It’s safe to say that most — if not all — marketers are feeling the heat of a quickly changing landscape, whether it be personalization expectations, the increasing (and counter-intuitive) demands of data security and governance, or even the waning CMO title. They’re scrambling to find their place in this new world, but still using technology and strategies from years past: a stack made up of solutions that can’t talk to each other, lakes of unused data, channel-focused initiatives, and so on. And while a great many have been able to survive by the skin of their teeth, this year won’t be so lucky.
A downward marketing spiral
Let’s start with the personalization problem. Expectations around the customer experience have reached all new heights: people want every digital interaction they have with a brand to feel as exclusive and as tailored to them as a face-to-face conversation. This means marketers need solutions that don’t just meet, but exceed those demands. And yet, 95% aren’t personalizing at this 1:1 level.
Take a minute to think about that. Part of why Netflix is so successful is because of how little thought a consumer has to put into their actions in order to have a good experience. The platform offers a ton of content, more than anyone has time to explore in its entirety, but that’s okay. Their focus on personalized recommendations make selecting your entertainment a breeze. Imagine what you could do as a marketer if you had that kind of power. Or, better yet, imagine the growth you’d be missing out of if you didn’t.
A major culprit is the continued use of dated tech stacks and strategies, including tools that are unable to communicate with each other, lakes of unused data, and the deployment of channel-centric over consumer-centric experiences. As marketers try to find their footing in this new world of fickle consumers with all-or-nothing attitudes, they’ll need to identify and remedy these challenges head-on, rather than continue to try and work around them.
To add insult to injury, an underperforming stack can do more than just prevent marketing outputs from realizing their full potential. A stack with components that can’t talk to each other means the people running those components don’t talk to each other. It’s silo within silo.
A better tomorrow
These problems aren’t lost on marketers, and neither is all hope. In fact, nearly 9 in 10 say they’d love to have access to training, or resources to improve their management of and execution against data.
That’s why we’re starting with the foundation.
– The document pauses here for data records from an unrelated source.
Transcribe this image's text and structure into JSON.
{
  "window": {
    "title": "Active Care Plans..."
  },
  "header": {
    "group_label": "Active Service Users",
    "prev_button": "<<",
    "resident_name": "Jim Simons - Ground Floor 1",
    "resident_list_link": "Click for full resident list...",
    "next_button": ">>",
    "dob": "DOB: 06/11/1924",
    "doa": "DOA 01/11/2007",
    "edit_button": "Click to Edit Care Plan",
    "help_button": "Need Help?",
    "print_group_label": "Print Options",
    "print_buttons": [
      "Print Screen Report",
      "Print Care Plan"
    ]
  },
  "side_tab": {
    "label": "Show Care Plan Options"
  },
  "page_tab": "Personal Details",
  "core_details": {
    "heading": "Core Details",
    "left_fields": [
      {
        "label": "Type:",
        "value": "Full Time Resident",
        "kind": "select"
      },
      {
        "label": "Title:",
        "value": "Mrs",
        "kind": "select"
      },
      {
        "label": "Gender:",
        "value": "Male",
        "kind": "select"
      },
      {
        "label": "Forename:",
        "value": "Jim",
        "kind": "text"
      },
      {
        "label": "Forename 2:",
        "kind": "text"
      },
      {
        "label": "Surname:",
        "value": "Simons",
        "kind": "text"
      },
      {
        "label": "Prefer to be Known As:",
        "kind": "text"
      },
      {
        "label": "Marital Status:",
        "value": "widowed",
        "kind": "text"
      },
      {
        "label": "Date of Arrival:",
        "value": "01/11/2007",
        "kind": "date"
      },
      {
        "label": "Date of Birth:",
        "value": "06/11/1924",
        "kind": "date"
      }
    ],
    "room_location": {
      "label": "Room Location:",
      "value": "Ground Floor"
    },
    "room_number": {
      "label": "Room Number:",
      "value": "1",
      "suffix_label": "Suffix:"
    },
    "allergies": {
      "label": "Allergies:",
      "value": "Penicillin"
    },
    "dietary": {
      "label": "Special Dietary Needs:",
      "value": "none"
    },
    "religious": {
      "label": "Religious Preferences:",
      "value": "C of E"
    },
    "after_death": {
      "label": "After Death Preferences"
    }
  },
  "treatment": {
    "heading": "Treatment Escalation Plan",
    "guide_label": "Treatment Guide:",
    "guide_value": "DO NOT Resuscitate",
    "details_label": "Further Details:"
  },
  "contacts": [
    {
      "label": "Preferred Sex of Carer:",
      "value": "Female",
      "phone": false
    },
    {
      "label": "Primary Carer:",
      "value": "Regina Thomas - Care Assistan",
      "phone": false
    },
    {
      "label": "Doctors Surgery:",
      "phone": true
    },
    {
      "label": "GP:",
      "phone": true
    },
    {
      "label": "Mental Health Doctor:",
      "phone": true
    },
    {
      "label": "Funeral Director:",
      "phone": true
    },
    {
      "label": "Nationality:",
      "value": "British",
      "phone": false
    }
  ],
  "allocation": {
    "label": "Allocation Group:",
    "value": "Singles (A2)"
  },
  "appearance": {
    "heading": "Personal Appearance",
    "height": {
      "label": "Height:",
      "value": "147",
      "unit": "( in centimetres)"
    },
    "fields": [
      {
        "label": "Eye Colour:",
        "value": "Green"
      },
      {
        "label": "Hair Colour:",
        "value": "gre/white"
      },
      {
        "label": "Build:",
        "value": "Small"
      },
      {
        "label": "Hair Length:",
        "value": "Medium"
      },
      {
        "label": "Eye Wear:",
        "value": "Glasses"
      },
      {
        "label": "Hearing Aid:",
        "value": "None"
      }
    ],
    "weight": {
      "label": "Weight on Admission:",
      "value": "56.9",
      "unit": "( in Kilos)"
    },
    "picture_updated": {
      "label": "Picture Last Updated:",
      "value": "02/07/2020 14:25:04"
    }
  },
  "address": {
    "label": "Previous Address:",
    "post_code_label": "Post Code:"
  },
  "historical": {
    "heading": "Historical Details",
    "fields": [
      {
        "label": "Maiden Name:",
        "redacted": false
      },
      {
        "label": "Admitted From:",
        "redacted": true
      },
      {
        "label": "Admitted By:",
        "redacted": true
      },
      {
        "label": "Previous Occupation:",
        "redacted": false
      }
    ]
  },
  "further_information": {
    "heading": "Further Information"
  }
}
In this report from Blueshift and research company Kelton Global, it’s revealed why exactly that the vast majority of marketers are positioned to fall behind the curve, as well as what the innovative few are doing to achieve growth.